▶ _PROBLEM TO SOLVE_
Bring together all lines from the listing below that contain the string "Demo".

(EXTRACTED DATA begins)

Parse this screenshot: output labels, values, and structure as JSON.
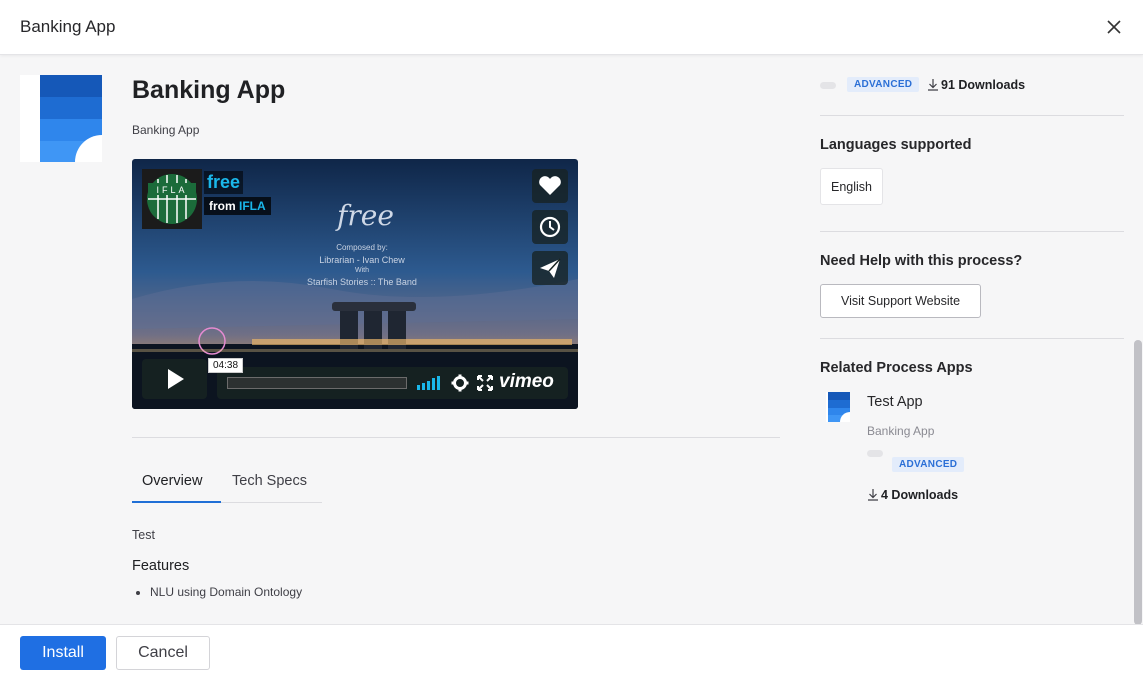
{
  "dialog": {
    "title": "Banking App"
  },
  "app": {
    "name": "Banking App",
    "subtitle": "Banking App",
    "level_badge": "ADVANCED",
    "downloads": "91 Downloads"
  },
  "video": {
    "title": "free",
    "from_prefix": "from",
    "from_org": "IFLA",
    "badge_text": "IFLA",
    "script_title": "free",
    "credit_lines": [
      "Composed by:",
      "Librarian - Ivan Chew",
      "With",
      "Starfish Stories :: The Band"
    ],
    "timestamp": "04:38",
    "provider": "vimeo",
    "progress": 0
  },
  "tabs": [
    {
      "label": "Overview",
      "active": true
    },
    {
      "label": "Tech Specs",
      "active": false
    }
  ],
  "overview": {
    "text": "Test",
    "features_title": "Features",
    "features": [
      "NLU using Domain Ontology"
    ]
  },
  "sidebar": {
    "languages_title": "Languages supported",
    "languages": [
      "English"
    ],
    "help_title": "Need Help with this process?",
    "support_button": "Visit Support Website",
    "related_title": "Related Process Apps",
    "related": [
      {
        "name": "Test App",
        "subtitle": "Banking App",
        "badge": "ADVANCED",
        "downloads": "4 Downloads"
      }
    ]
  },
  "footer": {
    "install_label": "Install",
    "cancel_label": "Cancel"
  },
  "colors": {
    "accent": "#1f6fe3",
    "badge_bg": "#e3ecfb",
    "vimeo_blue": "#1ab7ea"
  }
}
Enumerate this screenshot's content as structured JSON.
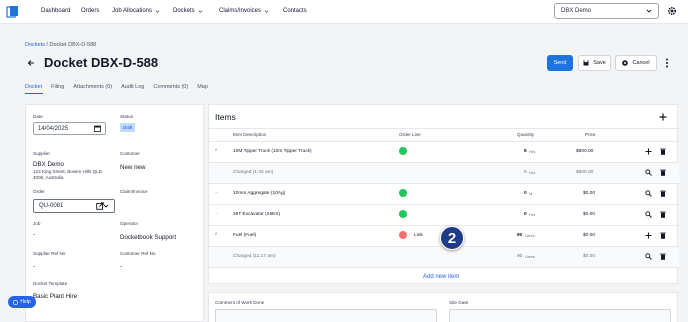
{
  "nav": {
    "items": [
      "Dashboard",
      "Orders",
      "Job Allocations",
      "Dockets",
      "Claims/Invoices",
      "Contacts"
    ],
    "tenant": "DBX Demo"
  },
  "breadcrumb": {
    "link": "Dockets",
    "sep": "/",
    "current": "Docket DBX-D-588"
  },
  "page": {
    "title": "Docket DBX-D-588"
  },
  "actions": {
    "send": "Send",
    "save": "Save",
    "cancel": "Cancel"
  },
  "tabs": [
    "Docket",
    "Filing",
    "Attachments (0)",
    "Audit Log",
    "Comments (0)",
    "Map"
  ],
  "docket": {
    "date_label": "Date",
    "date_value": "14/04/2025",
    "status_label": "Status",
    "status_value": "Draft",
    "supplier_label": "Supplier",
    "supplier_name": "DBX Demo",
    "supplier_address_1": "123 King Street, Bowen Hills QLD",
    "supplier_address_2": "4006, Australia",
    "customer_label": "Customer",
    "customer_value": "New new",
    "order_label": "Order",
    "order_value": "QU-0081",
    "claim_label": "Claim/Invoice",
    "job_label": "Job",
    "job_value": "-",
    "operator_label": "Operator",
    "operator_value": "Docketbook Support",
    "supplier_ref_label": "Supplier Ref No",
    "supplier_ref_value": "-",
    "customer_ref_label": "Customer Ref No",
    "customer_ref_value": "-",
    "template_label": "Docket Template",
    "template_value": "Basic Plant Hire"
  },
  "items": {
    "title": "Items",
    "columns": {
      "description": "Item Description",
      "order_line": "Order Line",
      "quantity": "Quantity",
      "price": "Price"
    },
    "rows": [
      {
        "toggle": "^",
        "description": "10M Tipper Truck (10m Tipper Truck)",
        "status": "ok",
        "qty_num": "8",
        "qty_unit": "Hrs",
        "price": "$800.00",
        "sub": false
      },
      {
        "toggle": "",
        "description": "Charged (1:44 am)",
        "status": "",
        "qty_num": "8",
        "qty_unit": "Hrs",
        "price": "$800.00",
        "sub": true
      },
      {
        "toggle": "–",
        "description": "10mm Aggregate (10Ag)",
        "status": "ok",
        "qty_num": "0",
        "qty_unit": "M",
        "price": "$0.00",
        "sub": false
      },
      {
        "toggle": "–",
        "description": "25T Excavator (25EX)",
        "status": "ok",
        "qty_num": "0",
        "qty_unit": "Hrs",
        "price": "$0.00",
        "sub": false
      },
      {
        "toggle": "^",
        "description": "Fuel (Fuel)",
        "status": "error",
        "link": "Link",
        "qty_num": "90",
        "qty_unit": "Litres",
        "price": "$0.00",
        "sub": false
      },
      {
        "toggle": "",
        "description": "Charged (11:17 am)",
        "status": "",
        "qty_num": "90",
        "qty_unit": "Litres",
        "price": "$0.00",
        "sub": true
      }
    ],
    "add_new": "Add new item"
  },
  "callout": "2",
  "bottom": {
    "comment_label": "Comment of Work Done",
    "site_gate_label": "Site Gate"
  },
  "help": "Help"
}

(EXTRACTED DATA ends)

▶ _FINISHED TASK_
    "tenant": "DBX Demo"
    "supplier_name": "DBX Demo",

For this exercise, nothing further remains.